TASK PROMPT: Could you filter the data below down to the lines that hold the word "title"?

MATERIAL FOR THE TASK:
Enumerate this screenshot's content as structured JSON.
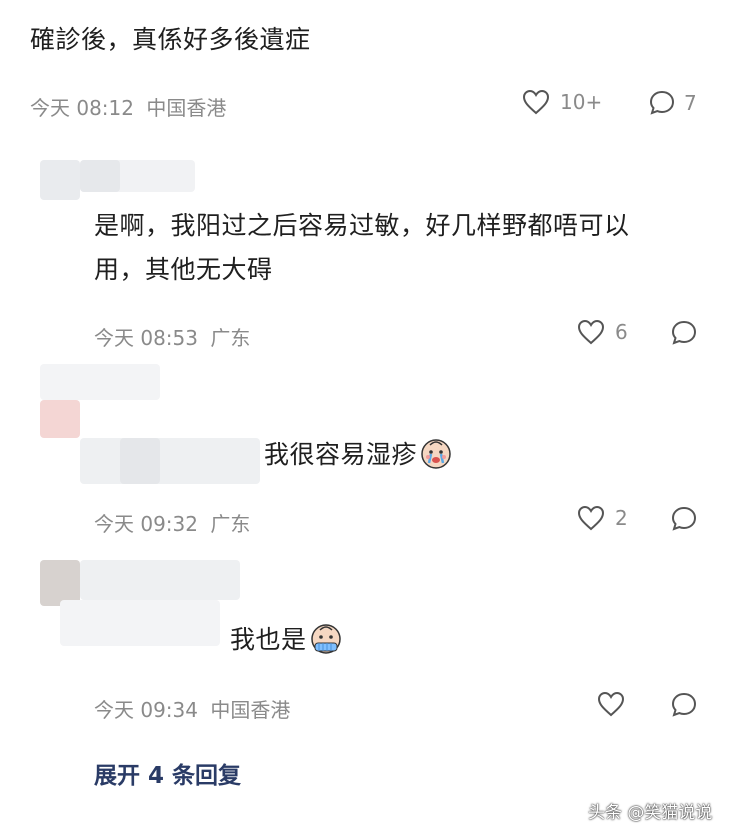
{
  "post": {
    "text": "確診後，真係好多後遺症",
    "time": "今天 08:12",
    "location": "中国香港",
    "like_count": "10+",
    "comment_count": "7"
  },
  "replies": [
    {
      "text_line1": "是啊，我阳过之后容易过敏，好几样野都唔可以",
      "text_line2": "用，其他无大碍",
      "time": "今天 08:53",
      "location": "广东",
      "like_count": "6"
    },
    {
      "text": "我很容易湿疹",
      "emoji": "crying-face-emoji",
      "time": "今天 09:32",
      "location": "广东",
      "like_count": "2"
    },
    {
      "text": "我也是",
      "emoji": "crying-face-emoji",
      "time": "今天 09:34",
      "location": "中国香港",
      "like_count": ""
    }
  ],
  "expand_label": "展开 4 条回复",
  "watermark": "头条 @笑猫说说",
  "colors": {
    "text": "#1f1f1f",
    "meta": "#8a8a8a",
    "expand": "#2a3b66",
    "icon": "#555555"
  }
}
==
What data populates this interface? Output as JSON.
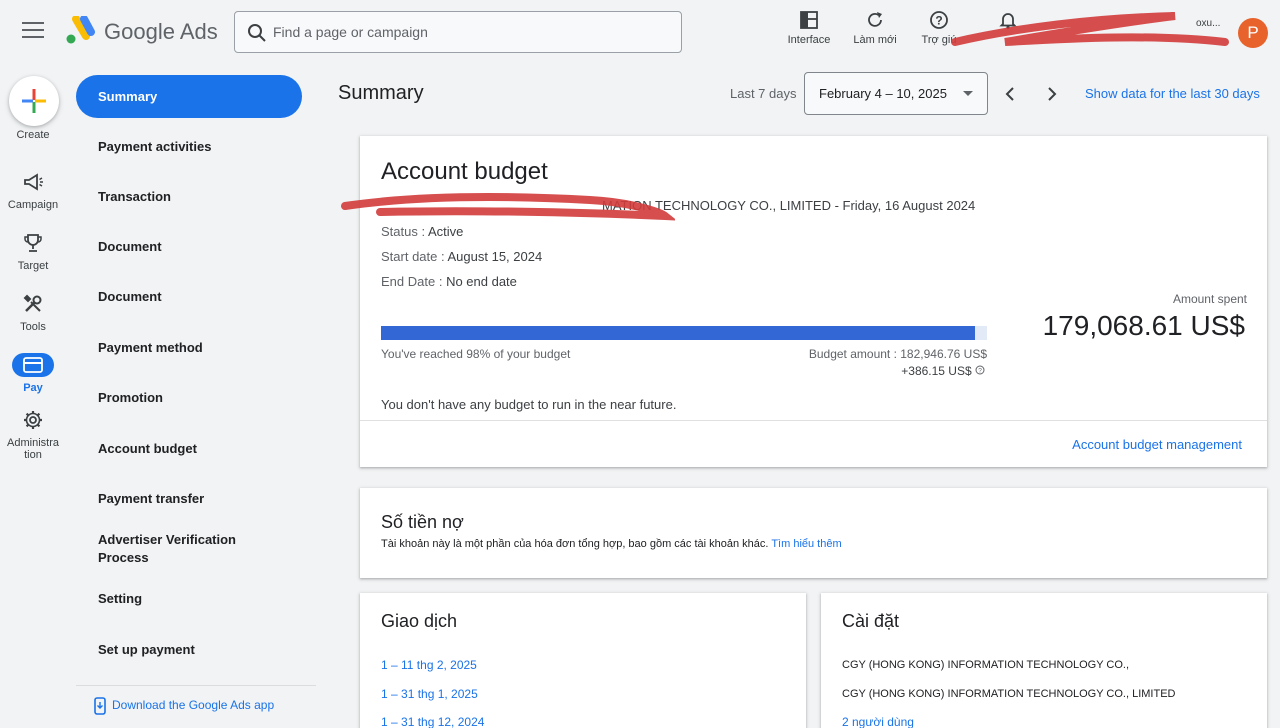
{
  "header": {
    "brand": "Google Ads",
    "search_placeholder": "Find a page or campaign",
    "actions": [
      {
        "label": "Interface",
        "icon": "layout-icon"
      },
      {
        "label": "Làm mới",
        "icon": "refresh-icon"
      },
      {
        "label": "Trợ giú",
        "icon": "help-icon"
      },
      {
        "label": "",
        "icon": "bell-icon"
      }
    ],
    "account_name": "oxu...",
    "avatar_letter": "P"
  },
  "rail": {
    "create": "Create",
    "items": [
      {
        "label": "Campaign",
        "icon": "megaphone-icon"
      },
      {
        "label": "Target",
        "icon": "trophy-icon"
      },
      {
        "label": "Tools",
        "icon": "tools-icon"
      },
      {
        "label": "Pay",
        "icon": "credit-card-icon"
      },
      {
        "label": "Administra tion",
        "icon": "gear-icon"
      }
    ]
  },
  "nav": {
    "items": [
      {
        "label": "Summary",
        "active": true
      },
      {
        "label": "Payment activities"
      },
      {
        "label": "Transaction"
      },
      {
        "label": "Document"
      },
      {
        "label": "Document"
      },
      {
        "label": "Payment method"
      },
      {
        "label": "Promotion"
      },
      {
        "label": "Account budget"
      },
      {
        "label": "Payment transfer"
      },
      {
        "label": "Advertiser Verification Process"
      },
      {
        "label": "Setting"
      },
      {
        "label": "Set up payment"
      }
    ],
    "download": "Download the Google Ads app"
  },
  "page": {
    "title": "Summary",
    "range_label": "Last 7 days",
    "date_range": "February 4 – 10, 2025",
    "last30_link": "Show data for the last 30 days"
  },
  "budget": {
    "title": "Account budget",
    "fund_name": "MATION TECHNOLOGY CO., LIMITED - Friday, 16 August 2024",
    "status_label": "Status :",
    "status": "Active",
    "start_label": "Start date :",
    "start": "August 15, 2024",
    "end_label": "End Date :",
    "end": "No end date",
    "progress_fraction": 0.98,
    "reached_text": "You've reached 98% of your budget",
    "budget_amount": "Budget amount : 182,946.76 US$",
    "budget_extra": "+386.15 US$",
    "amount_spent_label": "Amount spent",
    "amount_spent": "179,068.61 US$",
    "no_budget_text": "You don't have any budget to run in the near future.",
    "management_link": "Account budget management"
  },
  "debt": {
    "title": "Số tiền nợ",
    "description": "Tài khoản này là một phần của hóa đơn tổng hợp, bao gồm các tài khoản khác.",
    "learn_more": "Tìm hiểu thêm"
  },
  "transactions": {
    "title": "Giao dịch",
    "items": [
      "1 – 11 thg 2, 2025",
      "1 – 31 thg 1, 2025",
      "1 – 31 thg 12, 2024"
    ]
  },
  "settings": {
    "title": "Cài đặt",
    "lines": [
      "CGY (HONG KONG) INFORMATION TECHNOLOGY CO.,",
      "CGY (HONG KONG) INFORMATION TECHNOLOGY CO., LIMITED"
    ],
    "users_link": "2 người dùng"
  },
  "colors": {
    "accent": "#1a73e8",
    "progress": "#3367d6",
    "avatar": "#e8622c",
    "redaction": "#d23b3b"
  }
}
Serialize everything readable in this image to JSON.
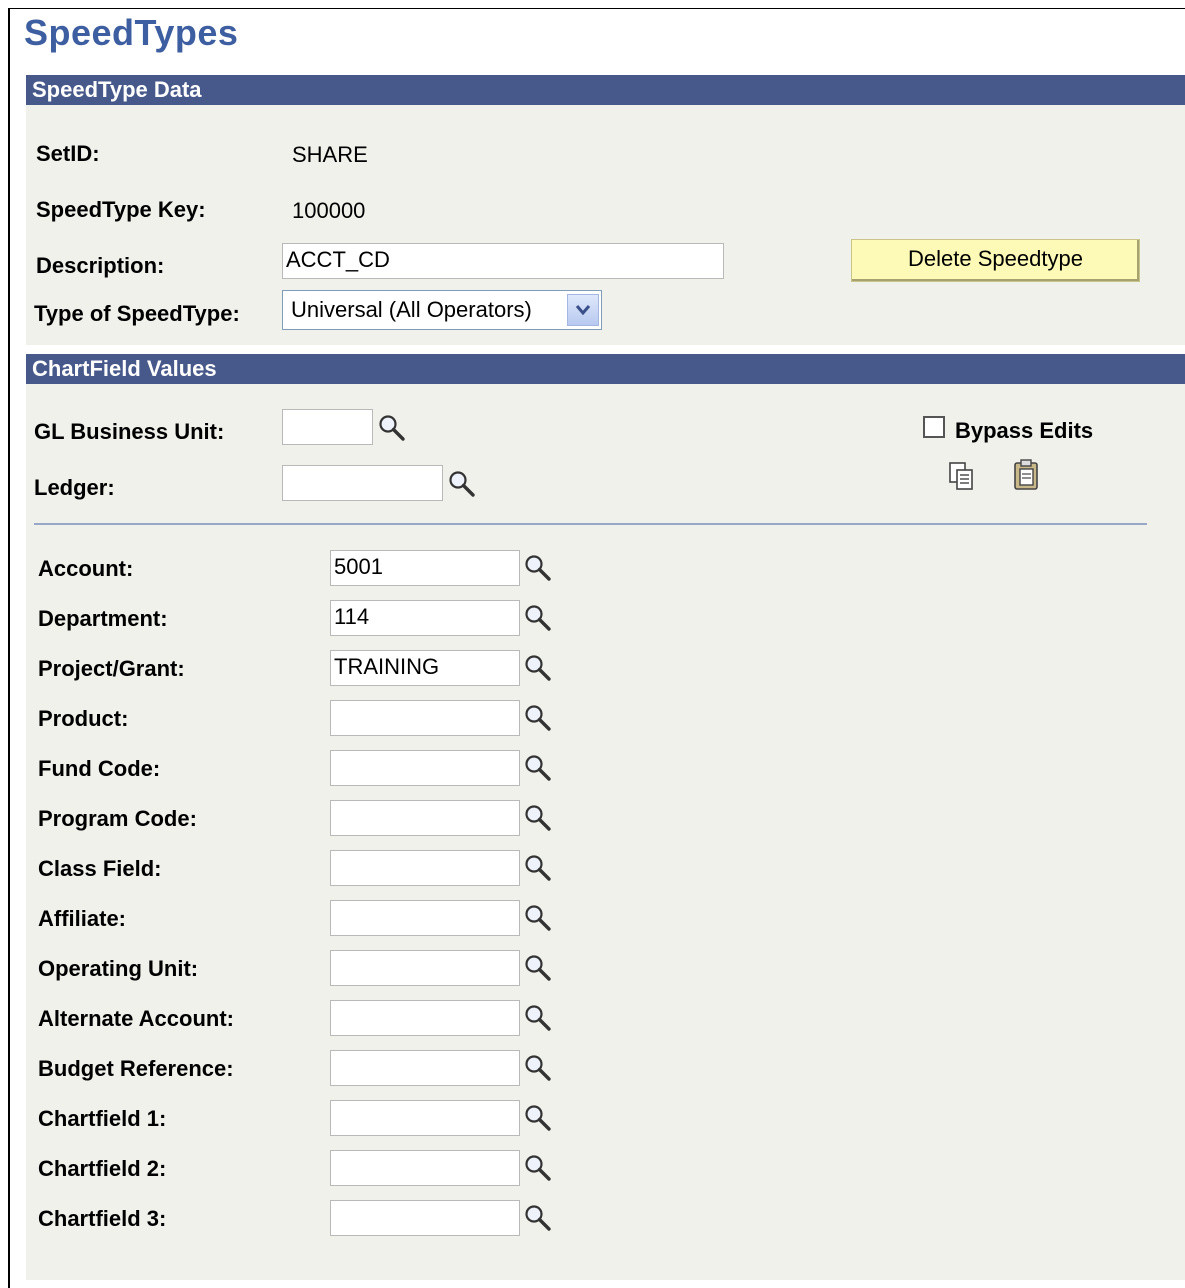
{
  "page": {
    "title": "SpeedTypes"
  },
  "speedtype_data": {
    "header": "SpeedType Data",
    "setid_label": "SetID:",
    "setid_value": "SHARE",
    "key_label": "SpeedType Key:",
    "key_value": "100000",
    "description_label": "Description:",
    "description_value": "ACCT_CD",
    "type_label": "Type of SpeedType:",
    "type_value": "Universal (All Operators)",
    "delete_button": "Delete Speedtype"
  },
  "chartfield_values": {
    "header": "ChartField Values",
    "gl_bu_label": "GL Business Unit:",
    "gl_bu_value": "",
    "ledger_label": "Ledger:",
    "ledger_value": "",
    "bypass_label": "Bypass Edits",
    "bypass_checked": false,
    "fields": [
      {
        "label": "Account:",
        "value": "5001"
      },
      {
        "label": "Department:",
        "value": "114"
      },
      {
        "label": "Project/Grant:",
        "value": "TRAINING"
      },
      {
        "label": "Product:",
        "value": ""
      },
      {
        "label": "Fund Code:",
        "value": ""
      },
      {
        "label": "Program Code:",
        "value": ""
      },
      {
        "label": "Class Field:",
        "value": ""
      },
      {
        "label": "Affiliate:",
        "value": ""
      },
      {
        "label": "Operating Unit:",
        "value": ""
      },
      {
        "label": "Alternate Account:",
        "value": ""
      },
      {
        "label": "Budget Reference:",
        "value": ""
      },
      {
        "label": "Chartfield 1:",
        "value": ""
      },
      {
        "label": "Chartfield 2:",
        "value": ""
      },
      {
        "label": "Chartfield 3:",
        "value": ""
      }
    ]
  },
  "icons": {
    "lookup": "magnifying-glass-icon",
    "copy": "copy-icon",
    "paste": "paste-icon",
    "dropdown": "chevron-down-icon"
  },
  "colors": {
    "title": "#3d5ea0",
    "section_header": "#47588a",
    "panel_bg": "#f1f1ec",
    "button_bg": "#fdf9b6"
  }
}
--
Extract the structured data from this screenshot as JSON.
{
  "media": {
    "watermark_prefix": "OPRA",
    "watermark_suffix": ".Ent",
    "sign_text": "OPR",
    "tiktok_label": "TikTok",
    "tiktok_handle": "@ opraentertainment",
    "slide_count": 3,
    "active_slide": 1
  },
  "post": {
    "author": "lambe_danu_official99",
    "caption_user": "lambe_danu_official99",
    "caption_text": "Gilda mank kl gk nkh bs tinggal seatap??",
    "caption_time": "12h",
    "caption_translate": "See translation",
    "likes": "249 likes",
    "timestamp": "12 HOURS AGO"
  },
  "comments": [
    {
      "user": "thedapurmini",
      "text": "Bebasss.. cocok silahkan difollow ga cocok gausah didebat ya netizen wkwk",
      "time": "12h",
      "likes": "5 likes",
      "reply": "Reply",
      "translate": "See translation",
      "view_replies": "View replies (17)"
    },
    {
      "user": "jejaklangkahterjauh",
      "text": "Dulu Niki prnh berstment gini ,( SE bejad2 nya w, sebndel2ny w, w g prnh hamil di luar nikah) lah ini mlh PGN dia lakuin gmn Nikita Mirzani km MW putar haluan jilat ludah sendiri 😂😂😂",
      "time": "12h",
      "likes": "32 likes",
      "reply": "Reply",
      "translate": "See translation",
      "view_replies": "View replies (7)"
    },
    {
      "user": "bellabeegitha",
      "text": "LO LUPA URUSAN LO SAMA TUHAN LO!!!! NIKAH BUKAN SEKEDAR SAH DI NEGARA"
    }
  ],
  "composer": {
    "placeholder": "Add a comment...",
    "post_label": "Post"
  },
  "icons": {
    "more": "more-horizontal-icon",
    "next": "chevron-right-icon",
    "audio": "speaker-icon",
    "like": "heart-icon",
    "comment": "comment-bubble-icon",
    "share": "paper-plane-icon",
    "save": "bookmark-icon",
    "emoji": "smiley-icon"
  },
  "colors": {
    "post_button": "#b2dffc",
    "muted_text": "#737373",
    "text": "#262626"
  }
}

ANSWER SPACE:
    "title": "Summary",
    "title": "Account budget",
    "title": "Số tiền nợ",
    "title": "Giao dịch",
    "title": "Cài đặt",
    "title": "SpeedTypes"
    "title": "#3d5ea0",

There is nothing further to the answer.